[Work request]
Could you restate all of the records exactly, leaving out the pictures?

Element data from apps and pages:

---------------

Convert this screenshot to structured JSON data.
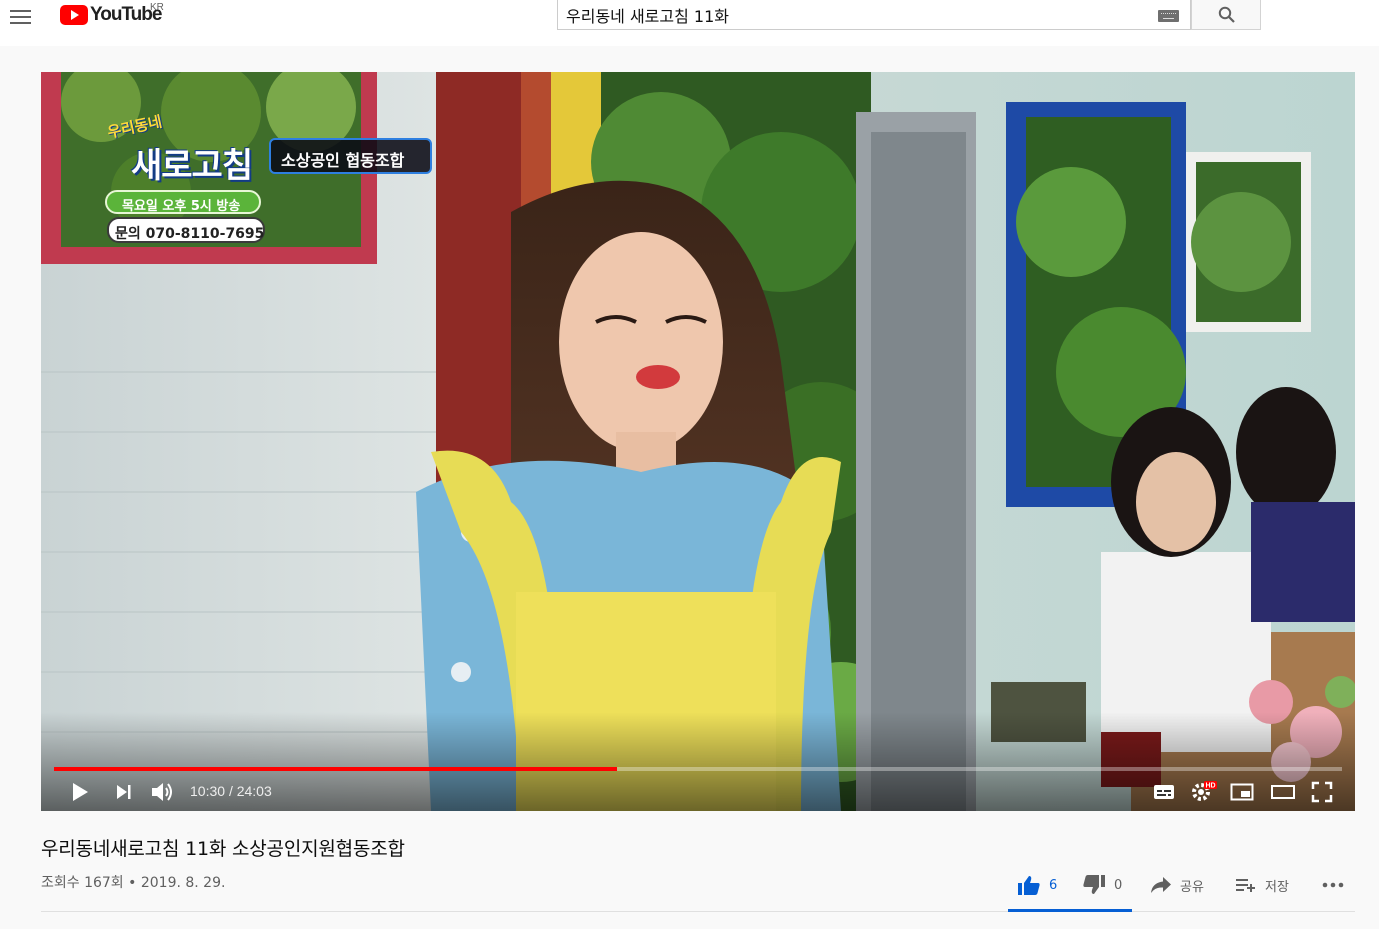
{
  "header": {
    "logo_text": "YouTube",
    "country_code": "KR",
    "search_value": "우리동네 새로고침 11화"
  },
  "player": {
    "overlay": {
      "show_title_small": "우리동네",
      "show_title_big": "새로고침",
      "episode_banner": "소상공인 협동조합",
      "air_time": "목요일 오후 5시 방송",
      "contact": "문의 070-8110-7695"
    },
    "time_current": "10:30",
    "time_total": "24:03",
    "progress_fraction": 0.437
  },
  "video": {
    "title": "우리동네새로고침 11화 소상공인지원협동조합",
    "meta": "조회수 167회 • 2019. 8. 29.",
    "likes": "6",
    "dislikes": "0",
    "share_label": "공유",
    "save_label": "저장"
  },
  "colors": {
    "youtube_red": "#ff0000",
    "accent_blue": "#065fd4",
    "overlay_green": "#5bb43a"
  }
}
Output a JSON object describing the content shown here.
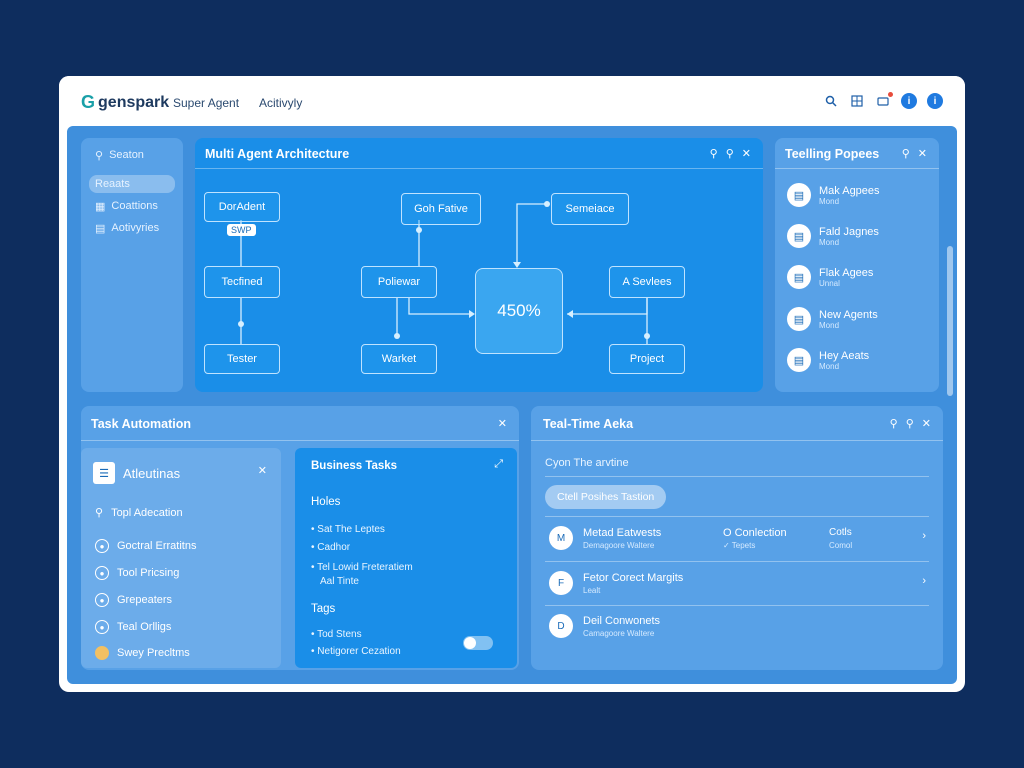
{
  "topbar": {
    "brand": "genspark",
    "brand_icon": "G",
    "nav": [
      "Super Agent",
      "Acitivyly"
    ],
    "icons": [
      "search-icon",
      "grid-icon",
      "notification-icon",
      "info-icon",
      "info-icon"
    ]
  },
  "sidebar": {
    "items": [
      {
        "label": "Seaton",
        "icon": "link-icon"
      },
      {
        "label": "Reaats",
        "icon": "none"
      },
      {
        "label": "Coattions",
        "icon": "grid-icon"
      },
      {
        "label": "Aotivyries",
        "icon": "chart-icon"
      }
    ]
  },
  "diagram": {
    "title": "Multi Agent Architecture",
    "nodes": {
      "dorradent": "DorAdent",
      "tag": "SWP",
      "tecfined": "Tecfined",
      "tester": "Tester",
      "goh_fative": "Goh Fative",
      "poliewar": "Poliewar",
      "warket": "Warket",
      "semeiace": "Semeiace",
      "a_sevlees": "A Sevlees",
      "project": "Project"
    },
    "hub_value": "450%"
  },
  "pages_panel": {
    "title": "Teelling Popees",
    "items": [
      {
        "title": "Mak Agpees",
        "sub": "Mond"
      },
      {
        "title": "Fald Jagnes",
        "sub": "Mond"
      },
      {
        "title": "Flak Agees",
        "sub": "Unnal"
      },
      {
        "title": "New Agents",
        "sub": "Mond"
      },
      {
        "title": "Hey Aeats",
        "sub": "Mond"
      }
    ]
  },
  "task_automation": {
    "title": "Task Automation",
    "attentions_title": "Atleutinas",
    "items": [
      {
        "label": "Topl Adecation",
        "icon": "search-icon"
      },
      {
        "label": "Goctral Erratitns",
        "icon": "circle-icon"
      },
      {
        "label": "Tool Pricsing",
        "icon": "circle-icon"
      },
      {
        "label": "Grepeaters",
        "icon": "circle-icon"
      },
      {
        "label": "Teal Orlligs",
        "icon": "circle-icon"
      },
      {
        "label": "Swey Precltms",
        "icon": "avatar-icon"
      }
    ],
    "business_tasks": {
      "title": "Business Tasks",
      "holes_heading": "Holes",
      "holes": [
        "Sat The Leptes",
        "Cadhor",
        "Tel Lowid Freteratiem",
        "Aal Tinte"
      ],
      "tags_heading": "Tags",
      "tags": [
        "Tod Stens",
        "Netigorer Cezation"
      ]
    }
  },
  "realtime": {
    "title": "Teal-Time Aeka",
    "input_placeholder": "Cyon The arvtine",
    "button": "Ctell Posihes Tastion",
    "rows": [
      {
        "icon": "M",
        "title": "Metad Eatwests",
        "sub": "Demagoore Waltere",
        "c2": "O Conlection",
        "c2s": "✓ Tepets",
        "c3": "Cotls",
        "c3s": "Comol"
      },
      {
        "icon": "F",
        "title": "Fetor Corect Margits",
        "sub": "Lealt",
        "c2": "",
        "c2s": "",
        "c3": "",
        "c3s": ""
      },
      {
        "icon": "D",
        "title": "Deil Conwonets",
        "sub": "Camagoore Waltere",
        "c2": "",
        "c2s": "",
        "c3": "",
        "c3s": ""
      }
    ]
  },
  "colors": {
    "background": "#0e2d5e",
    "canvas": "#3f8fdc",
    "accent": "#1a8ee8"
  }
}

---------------

[Your solution]
Convert this screenshot to structured JSON data.
{
  "header": {
    "logo_text": "YouTube",
    "country_code": "KR",
    "search_value": "우리동네 새로고침 11화"
  },
  "player": {
    "overlay": {
      "show_title_small": "우리동네",
      "show_title_big": "새로고침",
      "episode_banner": "소상공인 협동조합",
      "air_time": "목요일 오후 5시 방송",
      "contact": "문의 070-8110-7695"
    },
    "time_current": "10:30",
    "time_total": "24:03",
    "progress_fraction": 0.437
  },
  "video": {
    "title": "우리동네새로고침 11화 소상공인지원협동조합",
    "meta": "조회수 167회 • 2019. 8. 29.",
    "likes": "6",
    "dislikes": "0",
    "share_label": "공유",
    "save_label": "저장"
  },
  "colors": {
    "youtube_red": "#ff0000",
    "accent_blue": "#065fd4",
    "overlay_green": "#5bb43a"
  }
}
Output a JSON object describing the content shown here.
{
  "topbar": {
    "brand": "genspark",
    "brand_icon": "G",
    "nav": [
      "Super Agent",
      "Acitivyly"
    ],
    "icons": [
      "search-icon",
      "grid-icon",
      "notification-icon",
      "info-icon",
      "info-icon"
    ]
  },
  "sidebar": {
    "items": [
      {
        "label": "Seaton",
        "icon": "link-icon"
      },
      {
        "label": "Reaats",
        "icon": "none"
      },
      {
        "label": "Coattions",
        "icon": "grid-icon"
      },
      {
        "label": "Aotivyries",
        "icon": "chart-icon"
      }
    ]
  },
  "diagram": {
    "title": "Multi Agent Architecture",
    "nodes": {
      "dorradent": "DorAdent",
      "tag": "SWP",
      "tecfined": "Tecfined",
      "tester": "Tester",
      "goh_fative": "Goh Fative",
      "poliewar": "Poliewar",
      "warket": "Warket",
      "semeiace": "Semeiace",
      "a_sevlees": "A Sevlees",
      "project": "Project"
    },
    "hub_value": "450%"
  },
  "pages_panel": {
    "title": "Teelling Popees",
    "items": [
      {
        "title": "Mak Agpees",
        "sub": "Mond"
      },
      {
        "title": "Fald Jagnes",
        "sub": "Mond"
      },
      {
        "title": "Flak Agees",
        "sub": "Unnal"
      },
      {
        "title": "New Agents",
        "sub": "Mond"
      },
      {
        "title": "Hey Aeats",
        "sub": "Mond"
      }
    ]
  },
  "task_automation": {
    "title": "Task Automation",
    "attentions_title": "Atleutinas",
    "items": [
      {
        "label": "Topl Adecation",
        "icon": "search-icon"
      },
      {
        "label": "Goctral Erratitns",
        "icon": "circle-icon"
      },
      {
        "label": "Tool Pricsing",
        "icon": "circle-icon"
      },
      {
        "label": "Grepeaters",
        "icon": "circle-icon"
      },
      {
        "label": "Teal Orlligs",
        "icon": "circle-icon"
      },
      {
        "label": "Swey Precltms",
        "icon": "avatar-icon"
      }
    ],
    "business_tasks": {
      "title": "Business Tasks",
      "holes_heading": "Holes",
      "holes": [
        "Sat The Leptes",
        "Cadhor",
        "Tel Lowid Freteratiem",
        "Aal Tinte"
      ],
      "tags_heading": "Tags",
      "tags": [
        "Tod Stens",
        "Netigorer Cezation"
      ]
    }
  },
  "realtime": {
    "title": "Teal-Time Aeka",
    "input_placeholder": "Cyon The arvtine",
    "button": "Ctell Posihes Tastion",
    "rows": [
      {
        "icon": "M",
        "title": "Metad Eatwests",
        "sub": "Demagoore Waltere",
        "c2": "O Conlection",
        "c2s": "✓ Tepets",
        "c3": "Cotls",
        "c3s": "Comol"
      },
      {
        "icon": "F",
        "title": "Fetor Corect Margits",
        "sub": "Lealt",
        "c2": "",
        "c2s": "",
        "c3": "",
        "c3s": ""
      },
      {
        "icon": "D",
        "title": "Deil Conwonets",
        "sub": "Camagoore Waltere",
        "c2": "",
        "c2s": "",
        "c3": "",
        "c3s": ""
      }
    ]
  },
  "colors": {
    "background": "#0e2d5e",
    "canvas": "#3f8fdc",
    "accent": "#1a8ee8"
  }
}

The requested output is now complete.